# Exercise prompt:
Output all of the material once more, so that every line matches the original exactly.

# Dataset content:
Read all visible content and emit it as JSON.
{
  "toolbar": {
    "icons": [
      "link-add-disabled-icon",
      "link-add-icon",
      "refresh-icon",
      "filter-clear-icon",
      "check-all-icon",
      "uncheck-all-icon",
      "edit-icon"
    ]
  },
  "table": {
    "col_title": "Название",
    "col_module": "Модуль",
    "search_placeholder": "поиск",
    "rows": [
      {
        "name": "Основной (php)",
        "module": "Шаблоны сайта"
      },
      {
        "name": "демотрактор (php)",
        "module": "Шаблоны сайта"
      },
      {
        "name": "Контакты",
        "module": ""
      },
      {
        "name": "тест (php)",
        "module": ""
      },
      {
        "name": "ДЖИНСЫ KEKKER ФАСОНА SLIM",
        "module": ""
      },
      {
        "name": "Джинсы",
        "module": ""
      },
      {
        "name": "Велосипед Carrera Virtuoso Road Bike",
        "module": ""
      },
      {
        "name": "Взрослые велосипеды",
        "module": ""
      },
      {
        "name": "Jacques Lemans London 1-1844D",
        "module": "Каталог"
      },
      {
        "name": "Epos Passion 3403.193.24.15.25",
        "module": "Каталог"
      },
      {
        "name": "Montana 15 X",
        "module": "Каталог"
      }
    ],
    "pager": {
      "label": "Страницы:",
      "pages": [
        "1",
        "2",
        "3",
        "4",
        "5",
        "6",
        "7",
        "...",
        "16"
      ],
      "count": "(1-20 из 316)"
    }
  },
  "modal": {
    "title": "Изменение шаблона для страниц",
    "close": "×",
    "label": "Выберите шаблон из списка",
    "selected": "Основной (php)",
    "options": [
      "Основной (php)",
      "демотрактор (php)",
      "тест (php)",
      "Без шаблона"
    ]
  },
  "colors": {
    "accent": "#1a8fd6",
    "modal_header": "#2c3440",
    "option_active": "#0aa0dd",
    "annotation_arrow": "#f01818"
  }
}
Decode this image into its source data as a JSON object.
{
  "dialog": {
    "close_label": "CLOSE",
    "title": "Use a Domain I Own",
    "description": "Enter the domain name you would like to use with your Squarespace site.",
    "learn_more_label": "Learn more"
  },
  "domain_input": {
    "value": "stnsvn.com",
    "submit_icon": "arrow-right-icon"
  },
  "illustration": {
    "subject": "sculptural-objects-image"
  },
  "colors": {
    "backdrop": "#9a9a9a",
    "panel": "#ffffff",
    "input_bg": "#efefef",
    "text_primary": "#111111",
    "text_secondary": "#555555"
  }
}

# Response:
Read all visible content and emit it as JSON.
{
  "toolbar": {
    "icons": [
      "link-add-disabled-icon",
      "link-add-icon",
      "refresh-icon",
      "filter-clear-icon",
      "check-all-icon",
      "uncheck-all-icon",
      "edit-icon"
    ]
  },
  "table": {
    "col_title": "Название",
    "col_module": "Модуль",
    "search_placeholder": "поиск",
    "rows": [
      {
        "name": "Основной (php)",
        "module": "Шаблоны сайта"
      },
      {
        "name": "демотрактор (php)",
        "module": "Шаблоны сайта"
      },
      {
        "name": "Контакты",
        "module": ""
      },
      {
        "name": "тест (php)",
        "module": ""
      },
      {
        "name": "ДЖИНСЫ KEKKER ФАСОНА SLIM",
        "module": ""
      },
      {
        "name": "Джинсы",
        "module": ""
      },
      {
        "name": "Велосипед Carrera Virtuoso Road Bike",
        "module": ""
      },
      {
        "name": "Взрослые велосипеды",
        "module": ""
      },
      {
        "name": "Jacques Lemans London 1-1844D",
        "module": "Каталог"
      },
      {
        "name": "Epos Passion 3403.193.24.15.25",
        "module": "Каталог"
      },
      {
        "name": "Montana 15 X",
        "module": "Каталог"
      }
    ],
    "pager": {
      "label": "Страницы:",
      "pages": [
        "1",
        "2",
        "3",
        "4",
        "5",
        "6",
        "7",
        "...",
        "16"
      ],
      "count": "(1-20 из 316)"
    }
  },
  "modal": {
    "title": "Изменение шаблона для страниц",
    "close": "×",
    "label": "Выберите шаблон из списка",
    "selected": "Основной (php)",
    "options": [
      "Основной (php)",
      "демотрактор (php)",
      "тест (php)",
      "Без шаблона"
    ]
  },
  "colors": {
    "accent": "#1a8fd6",
    "modal_header": "#2c3440",
    "option_active": "#0aa0dd",
    "annotation_arrow": "#f01818"
  }
}
Decode this image into its source data as a JSON object.
{
  "dialog": {
    "close_label": "CLOSE",
    "title": "Use a Domain I Own",
    "description": "Enter the domain name you would like to use with your Squarespace site.",
    "learn_more_label": "Learn more"
  },
  "domain_input": {
    "value": "stnsvn.com",
    "submit_icon": "arrow-right-icon"
  },
  "illustration": {
    "subject": "sculptural-objects-image"
  },
  "colors": {
    "backdrop": "#9a9a9a",
    "panel": "#ffffff",
    "input_bg": "#efefef",
    "text_primary": "#111111",
    "text_secondary": "#555555"
  }
}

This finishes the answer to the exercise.